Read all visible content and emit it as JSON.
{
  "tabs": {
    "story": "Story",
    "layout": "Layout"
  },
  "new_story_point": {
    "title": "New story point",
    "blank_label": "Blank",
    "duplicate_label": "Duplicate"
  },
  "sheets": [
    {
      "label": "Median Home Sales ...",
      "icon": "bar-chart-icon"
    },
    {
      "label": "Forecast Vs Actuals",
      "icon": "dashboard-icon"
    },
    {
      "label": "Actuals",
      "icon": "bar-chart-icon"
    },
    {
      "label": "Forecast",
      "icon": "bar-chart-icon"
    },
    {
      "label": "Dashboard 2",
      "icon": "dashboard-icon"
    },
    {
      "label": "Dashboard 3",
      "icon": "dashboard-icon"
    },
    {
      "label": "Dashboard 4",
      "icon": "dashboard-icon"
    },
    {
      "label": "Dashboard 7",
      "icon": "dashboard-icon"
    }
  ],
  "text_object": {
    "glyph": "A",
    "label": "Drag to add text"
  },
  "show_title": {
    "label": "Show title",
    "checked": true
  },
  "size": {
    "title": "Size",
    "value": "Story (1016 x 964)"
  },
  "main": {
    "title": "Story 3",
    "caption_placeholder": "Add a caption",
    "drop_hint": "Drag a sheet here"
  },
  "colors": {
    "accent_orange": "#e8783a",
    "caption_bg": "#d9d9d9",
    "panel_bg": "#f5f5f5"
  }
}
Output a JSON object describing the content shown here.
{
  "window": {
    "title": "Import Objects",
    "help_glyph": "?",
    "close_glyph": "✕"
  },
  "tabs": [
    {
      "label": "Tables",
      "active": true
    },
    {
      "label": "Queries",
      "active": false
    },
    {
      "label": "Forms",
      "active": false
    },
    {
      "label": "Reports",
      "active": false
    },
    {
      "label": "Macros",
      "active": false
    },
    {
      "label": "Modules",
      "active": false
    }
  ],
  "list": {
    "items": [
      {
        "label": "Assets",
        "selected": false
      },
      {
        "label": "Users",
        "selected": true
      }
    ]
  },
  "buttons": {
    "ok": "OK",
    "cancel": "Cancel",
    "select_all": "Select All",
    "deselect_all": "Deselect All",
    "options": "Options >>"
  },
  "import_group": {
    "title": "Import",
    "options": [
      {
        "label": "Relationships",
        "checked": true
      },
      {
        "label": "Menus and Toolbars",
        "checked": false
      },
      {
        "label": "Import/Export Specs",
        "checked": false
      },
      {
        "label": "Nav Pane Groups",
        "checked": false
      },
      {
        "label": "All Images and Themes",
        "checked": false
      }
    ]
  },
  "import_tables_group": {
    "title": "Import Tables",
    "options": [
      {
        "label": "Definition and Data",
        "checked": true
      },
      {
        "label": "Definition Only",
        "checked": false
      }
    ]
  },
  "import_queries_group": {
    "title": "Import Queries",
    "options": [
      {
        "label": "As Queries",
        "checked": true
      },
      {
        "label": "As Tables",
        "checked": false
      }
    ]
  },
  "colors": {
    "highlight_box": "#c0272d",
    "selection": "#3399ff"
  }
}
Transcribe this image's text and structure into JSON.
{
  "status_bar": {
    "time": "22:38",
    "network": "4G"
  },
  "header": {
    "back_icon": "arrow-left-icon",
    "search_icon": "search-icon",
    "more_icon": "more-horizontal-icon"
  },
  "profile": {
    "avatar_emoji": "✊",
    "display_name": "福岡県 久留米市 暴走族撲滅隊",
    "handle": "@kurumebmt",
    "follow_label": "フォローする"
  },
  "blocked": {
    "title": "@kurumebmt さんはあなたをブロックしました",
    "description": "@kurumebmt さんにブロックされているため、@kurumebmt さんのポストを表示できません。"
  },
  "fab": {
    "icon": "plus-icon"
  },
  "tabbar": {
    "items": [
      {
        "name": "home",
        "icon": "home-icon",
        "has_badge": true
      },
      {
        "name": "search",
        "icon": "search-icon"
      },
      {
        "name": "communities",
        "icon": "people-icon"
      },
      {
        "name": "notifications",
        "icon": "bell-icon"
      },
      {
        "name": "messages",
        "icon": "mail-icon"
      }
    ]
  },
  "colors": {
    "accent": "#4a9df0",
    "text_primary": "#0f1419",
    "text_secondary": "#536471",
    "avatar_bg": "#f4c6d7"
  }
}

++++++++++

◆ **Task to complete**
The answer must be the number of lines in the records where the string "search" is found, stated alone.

◆ **Your solution**
3